Decorations/Medals/Awards (3)
  1. Decoration:   French Croix de Guerre Gazette Date: 1917-02-14 Gazette Issue: 29943 Gazette Page: 1592
Citation:   MFP. Attached town Commandant Arras. France & Flanders. Extract from Birmingham Daily OPost - 15/2/17. Croic De Guerre. P/1373 Lce.-Corpl. (Acting Sergt.) R H Young, Military Foot Police.
  2. Decoration:   Distinguished Conduct Medal Gazette Date: 1919-01-01 Gazette Issue: 31092 Gazette Page: 47
Citation:   MFP. L/Cpl (A/CSM) Town Commandant Arras. Notification of DCM.
  3. Decoration:   Distinguished Conduct Medal Gazette Date: 1919-09-03 Gazette Issue: 31534 Gazette Page: 11174

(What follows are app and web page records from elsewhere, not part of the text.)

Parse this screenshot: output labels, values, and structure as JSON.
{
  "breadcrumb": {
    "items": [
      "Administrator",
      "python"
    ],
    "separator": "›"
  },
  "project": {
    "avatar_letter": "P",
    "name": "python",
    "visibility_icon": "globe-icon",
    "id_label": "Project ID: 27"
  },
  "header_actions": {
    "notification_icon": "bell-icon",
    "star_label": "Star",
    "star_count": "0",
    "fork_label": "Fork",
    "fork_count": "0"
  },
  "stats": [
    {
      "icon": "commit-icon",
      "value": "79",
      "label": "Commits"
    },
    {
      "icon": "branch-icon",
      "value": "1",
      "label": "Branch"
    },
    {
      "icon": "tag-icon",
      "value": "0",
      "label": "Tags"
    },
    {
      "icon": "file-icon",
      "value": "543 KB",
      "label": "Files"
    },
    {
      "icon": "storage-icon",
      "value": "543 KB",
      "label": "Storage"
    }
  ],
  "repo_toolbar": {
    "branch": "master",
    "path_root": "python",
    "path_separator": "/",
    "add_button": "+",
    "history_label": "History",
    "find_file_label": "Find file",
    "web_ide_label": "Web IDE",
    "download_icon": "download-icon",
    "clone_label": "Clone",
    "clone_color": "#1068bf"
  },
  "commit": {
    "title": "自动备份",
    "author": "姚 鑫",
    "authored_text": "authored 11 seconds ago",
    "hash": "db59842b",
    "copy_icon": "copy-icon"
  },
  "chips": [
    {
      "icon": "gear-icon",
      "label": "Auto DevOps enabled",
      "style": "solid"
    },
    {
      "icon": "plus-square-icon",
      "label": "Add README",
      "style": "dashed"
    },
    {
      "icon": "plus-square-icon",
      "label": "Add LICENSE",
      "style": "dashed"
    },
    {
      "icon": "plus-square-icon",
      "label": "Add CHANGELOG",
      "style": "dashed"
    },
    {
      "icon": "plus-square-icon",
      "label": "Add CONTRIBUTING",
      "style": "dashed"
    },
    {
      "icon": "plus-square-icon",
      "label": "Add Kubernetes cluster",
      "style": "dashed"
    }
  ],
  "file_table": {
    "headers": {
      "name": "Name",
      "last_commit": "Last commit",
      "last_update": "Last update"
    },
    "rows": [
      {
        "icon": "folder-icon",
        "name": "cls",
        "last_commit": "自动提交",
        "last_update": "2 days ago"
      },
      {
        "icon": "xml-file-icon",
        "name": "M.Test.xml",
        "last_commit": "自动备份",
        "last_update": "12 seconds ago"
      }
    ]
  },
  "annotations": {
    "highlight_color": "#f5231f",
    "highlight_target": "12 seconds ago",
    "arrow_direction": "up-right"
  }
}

Citation:   MFP. DCM Citation. P/1373 LANCE CORPORAL (ACTING CSM) R H YOUNG ARRAS DETACHMENT MILITARY FOOT POLICE During the British offensive in the latter part of August 1918, when the traffic through Arras was abnormally heavy, he largely contributed to the excellent result that there was not a hitch anywhere, remaining on duty as much as twenty hours a day, in spite of frequent shelling and bombing, thus maintaining and improving the reputation he had earned for conscientious work under conditions of danger during the two and a quarter years that he has been in Arras. He has never spared himself, but has invariably set a fine example of devotion to duty and self-sacrifice.